PROBLEM TO SOLVE
Look below for lines that hold the string "screenshot" and copy each one.

SOURCE DATA section start

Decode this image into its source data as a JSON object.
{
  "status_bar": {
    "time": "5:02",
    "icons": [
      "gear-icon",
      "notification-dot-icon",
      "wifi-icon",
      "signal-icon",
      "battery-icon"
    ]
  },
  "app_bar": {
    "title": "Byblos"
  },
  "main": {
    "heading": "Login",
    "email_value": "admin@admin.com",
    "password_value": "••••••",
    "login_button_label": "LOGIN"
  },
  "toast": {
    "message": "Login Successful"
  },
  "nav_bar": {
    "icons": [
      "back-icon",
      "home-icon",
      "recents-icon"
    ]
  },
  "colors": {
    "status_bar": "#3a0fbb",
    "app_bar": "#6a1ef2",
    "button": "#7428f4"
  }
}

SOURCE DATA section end
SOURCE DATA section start

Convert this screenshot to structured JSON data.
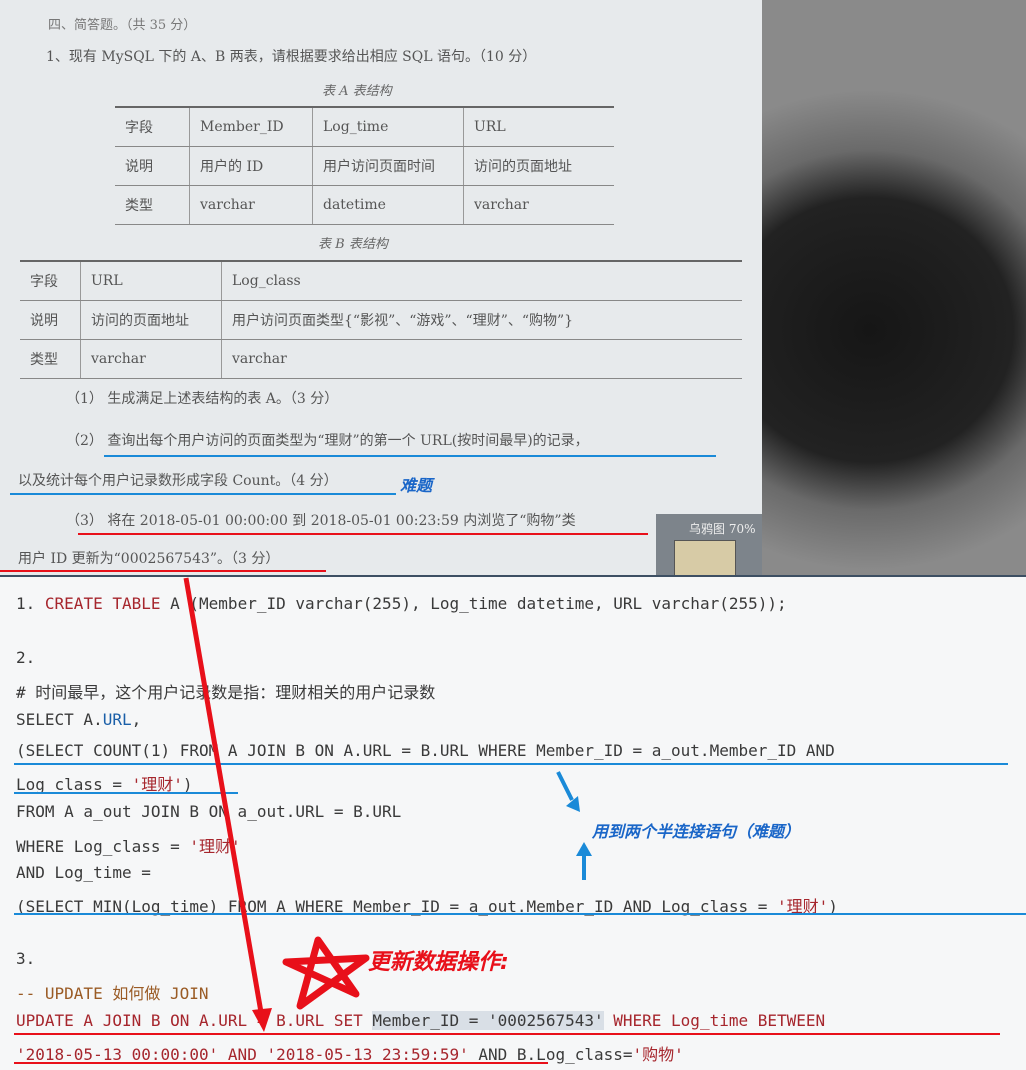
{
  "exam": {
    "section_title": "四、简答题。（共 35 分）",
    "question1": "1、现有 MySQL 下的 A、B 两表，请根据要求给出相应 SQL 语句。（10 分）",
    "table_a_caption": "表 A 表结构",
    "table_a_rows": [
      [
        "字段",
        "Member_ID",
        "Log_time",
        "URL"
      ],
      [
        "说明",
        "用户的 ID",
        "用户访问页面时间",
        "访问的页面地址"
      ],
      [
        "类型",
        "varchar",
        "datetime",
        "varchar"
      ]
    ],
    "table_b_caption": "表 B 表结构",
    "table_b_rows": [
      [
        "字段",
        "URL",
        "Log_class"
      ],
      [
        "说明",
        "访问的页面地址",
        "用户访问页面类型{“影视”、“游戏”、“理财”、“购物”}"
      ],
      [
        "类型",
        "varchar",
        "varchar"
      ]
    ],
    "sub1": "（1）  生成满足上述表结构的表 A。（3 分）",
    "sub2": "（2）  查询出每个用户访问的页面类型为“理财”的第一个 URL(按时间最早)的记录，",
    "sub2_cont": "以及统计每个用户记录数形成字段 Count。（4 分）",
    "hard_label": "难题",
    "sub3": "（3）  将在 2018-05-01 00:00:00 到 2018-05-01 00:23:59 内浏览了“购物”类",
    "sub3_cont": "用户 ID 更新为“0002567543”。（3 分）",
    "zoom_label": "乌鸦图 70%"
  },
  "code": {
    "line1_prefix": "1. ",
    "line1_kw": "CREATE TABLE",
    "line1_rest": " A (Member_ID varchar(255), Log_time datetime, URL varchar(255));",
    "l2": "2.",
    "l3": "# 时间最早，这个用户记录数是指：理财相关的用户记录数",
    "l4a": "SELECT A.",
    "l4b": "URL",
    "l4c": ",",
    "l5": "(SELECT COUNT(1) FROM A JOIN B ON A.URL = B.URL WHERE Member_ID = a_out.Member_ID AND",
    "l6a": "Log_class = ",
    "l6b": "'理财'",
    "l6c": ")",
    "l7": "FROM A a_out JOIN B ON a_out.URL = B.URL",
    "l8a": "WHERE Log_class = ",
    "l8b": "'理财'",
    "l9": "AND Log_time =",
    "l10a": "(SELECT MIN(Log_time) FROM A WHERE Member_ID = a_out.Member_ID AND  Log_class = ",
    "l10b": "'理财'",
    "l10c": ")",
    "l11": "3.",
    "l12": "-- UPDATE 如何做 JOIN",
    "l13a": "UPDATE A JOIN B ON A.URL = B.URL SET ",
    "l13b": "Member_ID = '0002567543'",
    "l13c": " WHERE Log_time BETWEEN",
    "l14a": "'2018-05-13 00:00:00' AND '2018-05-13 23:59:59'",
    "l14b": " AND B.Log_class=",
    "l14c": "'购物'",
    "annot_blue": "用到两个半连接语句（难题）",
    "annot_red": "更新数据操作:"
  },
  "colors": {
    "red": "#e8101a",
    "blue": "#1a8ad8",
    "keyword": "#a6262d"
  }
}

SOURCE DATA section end
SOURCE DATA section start

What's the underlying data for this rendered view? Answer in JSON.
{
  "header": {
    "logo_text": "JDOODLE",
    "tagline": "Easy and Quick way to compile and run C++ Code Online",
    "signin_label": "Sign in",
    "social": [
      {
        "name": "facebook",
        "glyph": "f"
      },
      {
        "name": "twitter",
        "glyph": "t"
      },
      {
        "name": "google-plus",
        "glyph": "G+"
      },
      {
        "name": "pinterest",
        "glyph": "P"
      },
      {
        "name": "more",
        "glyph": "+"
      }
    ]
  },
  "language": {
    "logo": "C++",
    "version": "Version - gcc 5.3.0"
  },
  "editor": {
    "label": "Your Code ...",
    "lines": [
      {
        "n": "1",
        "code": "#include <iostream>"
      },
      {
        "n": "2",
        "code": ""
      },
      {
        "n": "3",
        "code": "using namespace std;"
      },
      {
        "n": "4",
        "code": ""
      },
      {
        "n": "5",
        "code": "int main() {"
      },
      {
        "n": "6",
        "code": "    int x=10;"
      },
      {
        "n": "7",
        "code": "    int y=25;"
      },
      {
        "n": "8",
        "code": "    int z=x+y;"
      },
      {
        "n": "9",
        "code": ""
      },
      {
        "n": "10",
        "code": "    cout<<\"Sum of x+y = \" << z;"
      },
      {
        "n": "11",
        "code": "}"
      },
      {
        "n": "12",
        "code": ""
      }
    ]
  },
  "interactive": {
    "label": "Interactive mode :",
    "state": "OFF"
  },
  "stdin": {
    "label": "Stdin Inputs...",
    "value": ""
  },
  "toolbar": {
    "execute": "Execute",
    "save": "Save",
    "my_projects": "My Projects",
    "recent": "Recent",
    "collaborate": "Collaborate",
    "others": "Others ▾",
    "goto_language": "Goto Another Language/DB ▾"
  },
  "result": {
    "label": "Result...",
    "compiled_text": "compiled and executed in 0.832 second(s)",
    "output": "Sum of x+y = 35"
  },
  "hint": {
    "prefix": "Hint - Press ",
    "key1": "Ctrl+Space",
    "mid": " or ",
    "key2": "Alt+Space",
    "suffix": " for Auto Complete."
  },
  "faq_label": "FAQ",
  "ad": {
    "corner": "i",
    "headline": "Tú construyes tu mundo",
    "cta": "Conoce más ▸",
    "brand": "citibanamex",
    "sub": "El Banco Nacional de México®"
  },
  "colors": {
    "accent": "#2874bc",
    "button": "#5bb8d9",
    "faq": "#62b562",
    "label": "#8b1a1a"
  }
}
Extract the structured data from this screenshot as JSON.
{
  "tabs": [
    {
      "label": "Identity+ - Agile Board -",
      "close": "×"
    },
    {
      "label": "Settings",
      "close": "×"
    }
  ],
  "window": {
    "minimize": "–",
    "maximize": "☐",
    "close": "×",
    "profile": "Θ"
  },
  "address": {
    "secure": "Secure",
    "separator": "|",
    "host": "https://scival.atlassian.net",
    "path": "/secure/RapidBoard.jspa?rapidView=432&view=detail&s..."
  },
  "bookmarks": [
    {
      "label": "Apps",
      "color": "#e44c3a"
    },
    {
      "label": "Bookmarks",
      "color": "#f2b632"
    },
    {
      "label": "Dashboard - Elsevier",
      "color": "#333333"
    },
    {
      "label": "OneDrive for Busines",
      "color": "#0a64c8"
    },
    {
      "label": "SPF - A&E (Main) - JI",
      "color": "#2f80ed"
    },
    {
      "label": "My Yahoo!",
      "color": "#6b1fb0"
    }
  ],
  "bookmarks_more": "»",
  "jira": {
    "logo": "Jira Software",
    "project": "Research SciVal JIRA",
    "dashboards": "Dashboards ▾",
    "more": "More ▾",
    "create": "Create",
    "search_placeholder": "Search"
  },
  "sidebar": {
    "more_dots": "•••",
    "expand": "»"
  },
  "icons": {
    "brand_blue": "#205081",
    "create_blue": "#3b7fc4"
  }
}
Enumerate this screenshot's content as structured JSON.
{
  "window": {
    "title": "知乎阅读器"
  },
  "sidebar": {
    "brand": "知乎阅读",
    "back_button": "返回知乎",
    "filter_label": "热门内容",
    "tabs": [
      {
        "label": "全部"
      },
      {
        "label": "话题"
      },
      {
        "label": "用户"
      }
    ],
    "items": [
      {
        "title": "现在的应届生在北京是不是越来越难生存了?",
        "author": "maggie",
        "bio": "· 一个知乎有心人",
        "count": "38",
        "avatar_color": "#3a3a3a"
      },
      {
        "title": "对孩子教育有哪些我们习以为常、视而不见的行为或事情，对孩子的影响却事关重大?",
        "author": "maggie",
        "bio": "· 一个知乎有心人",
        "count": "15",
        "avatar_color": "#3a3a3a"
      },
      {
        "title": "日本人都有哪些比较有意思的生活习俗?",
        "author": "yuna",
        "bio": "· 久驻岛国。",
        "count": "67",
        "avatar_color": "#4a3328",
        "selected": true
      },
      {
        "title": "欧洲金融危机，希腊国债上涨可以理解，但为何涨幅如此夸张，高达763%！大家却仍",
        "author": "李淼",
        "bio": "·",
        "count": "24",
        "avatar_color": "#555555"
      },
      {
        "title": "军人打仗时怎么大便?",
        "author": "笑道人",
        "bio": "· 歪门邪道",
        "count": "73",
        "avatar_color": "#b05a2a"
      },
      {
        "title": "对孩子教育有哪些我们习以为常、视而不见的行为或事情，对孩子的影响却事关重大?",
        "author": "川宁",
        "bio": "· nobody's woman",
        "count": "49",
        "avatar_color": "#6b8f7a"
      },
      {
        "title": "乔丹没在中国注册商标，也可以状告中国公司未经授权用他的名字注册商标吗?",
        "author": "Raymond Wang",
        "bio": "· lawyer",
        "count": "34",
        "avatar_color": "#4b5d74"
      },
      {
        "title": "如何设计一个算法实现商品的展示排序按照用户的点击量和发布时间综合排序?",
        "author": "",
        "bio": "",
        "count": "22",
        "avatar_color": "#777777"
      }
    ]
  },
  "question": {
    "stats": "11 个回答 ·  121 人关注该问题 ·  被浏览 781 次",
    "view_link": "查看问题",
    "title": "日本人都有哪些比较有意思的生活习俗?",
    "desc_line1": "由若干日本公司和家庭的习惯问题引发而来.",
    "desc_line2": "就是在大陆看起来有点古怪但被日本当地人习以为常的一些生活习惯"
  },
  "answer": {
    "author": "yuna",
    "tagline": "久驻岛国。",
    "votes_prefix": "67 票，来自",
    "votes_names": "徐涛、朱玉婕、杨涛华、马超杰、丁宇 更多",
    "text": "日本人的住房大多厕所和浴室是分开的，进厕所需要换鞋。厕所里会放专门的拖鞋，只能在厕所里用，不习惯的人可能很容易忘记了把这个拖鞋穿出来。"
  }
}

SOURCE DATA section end

YOUR RESPONSE
Convert this screenshot to structured JSON data.
Extract the structured data from this screenshot as JSON.
Enumerate this screenshot's content as structured JSON.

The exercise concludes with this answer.